From Pulitzer Prize winner and former Poet Laureate Charles Simic comes a dazzling collection of poems as original, meditative, and humorous as the legendary poet himself.
This latest volume of poetry from Charles Simic, one of America’s most celebrated poets, demonstrates his revered signature style—a mix of understated brilliance, wry melancholy, and sardonic wit. These seventy luminous poems range in subject from mortality to personal ads, from the simple wonders of nature to his childhood in war-torn Yugoslavia.
For over fifty years, Simic has delighted readers with his innovative form, quiet humor, and his rare ability to limn our interior life and concisely capture the depth of human emotion. These stunning, succinct poems—most no longer than a page, some no longer than a paragraph—validate and reinforce Simic’s importance and relevance in modern poetry.
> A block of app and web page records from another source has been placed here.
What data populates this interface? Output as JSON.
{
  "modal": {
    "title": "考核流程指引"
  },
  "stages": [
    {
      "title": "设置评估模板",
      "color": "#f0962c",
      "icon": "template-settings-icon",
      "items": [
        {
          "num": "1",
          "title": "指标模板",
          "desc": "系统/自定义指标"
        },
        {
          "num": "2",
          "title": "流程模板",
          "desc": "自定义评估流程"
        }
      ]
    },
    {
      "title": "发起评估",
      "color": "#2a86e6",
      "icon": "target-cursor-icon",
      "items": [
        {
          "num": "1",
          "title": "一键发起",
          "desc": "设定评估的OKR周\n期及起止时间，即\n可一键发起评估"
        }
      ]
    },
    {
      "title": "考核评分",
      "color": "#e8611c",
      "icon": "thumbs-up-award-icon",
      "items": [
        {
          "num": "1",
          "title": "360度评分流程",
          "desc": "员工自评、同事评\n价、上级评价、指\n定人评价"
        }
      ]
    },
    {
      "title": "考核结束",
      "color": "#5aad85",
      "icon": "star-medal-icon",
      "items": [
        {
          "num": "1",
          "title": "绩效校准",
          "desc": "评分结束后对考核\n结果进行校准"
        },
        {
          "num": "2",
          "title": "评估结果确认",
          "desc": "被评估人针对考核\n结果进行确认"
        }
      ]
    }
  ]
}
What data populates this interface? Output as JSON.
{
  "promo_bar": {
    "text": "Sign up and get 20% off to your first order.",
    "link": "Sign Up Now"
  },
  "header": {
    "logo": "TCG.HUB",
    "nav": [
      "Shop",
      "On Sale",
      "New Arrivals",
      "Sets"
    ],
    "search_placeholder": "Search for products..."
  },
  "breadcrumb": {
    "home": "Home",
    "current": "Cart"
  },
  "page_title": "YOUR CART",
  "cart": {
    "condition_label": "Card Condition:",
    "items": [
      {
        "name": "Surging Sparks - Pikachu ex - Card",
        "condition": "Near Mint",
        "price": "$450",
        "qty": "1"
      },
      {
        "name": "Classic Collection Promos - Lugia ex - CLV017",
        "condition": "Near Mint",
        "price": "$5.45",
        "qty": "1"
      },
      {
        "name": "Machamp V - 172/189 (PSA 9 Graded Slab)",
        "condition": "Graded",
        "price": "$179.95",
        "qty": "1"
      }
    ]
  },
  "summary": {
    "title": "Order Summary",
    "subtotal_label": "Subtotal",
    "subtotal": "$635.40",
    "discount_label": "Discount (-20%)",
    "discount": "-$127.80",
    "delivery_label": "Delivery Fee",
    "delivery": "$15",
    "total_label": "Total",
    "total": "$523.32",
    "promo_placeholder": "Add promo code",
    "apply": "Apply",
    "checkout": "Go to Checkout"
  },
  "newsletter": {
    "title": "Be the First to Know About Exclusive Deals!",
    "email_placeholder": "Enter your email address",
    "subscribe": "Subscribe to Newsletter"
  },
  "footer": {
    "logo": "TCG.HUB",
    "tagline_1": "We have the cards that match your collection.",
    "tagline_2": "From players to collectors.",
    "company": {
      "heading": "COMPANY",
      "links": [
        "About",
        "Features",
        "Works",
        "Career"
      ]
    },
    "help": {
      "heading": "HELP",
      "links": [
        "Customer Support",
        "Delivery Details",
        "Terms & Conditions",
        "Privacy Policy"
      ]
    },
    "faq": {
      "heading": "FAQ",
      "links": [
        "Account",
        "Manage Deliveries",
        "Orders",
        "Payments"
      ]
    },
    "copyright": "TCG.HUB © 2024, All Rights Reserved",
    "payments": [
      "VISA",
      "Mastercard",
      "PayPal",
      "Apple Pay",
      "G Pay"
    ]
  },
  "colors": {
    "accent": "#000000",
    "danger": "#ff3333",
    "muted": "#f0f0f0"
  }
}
Charles Simic, poet, essayist, and translator, was born in Yugoslavia in 1938 and immigrated to the United States in 1954. Since 1967, he has published twenty books of his own poetry, in addition to a memoir; the essay collection The Life of Images; and numerous books of translations for which he has received many literary awards, including the Pulitzer Prize, the Griffin Prize, the MacArthur Fellowship, and the Wallace Stevens Award. Simic is a frequent contributor to The New York Review of Books and in 2007 was chosen as poet laureate of the United States. He is emeritus professor at the University of New Hampshire, where he has taught since 1973, and is distinguished visiting writer at New York University.